# WHAT TO DO
Would you print the data below exactly, leaving out every picture?

++++ LISTED RECORDS

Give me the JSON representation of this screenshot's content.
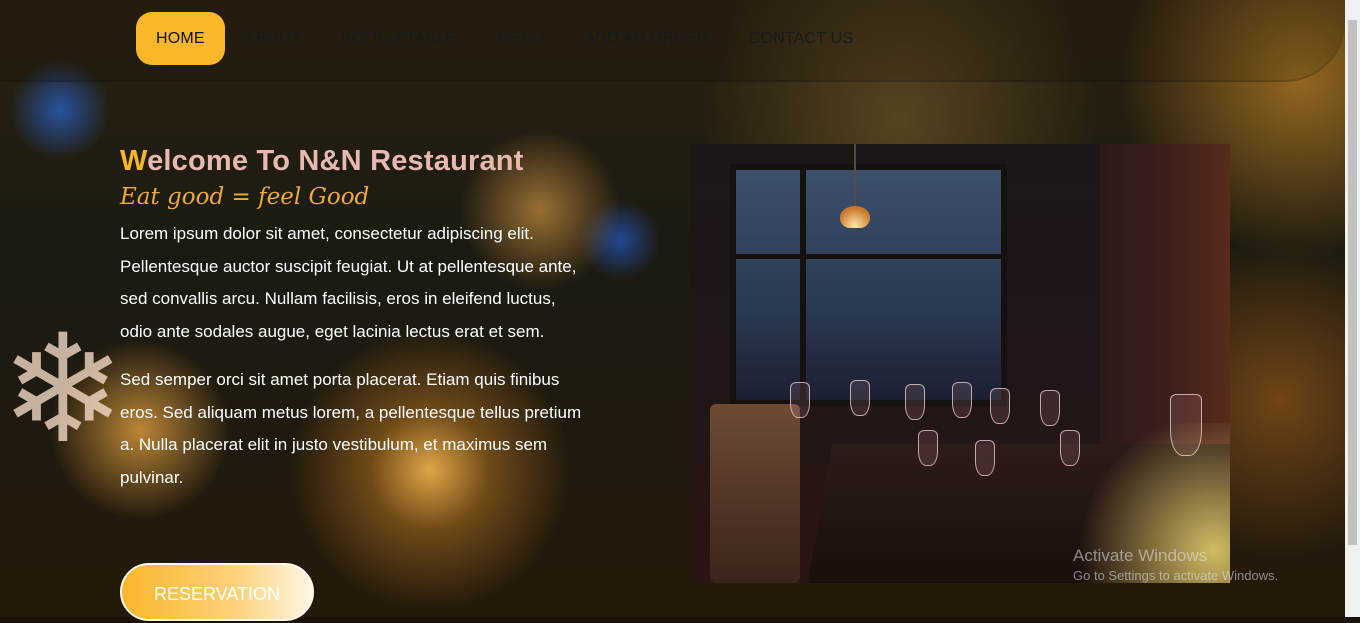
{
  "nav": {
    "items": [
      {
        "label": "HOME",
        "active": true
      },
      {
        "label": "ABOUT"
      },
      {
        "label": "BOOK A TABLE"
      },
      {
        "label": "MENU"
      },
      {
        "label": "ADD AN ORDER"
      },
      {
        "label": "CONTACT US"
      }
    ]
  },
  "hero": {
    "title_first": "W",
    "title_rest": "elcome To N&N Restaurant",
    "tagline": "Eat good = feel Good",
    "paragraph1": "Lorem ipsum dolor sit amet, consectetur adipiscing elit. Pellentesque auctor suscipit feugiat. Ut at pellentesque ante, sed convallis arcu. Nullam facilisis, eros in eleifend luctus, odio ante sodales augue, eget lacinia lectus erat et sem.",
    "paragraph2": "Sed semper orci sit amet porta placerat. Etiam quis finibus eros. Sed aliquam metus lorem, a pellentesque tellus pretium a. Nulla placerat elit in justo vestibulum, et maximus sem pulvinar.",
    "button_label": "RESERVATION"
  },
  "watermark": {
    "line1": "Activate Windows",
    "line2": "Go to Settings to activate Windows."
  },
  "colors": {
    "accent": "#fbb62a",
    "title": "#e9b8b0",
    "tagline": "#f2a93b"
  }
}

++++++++

# ANSWER SPACE
Give me the JSON representation of this screenshot's content.
{
  "nav": {
    "items": [
      {
        "label": "HOME",
        "active": true
      },
      {
        "label": "ABOUT"
      },
      {
        "label": "BOOK A TABLE"
      },
      {
        "label": "MENU"
      },
      {
        "label": "ADD AN ORDER"
      },
      {
        "label": "CONTACT US"
      }
    ]
  },
  "hero": {
    "title_first": "W",
    "title_rest": "elcome To N&N Restaurant",
    "tagline": "Eat good = feel Good",
    "paragraph1": "Lorem ipsum dolor sit amet, consectetur adipiscing elit. Pellentesque auctor suscipit feugiat. Ut at pellentesque ante, sed convallis arcu. Nullam facilisis, eros in eleifend luctus, odio ante sodales augue, eget lacinia lectus erat et sem.",
    "paragraph2": "Sed semper orci sit amet porta placerat. Etiam quis finibus eros. Sed aliquam metus lorem, a pellentesque tellus pretium a. Nulla placerat elit in justo vestibulum, et maximus sem pulvinar.",
    "button_label": "RESERVATION"
  },
  "watermark": {
    "line1": "Activate Windows",
    "line2": "Go to Settings to activate Windows."
  },
  "colors": {
    "accent": "#fbb62a",
    "title": "#e9b8b0",
    "tagline": "#f2a93b"
  }
}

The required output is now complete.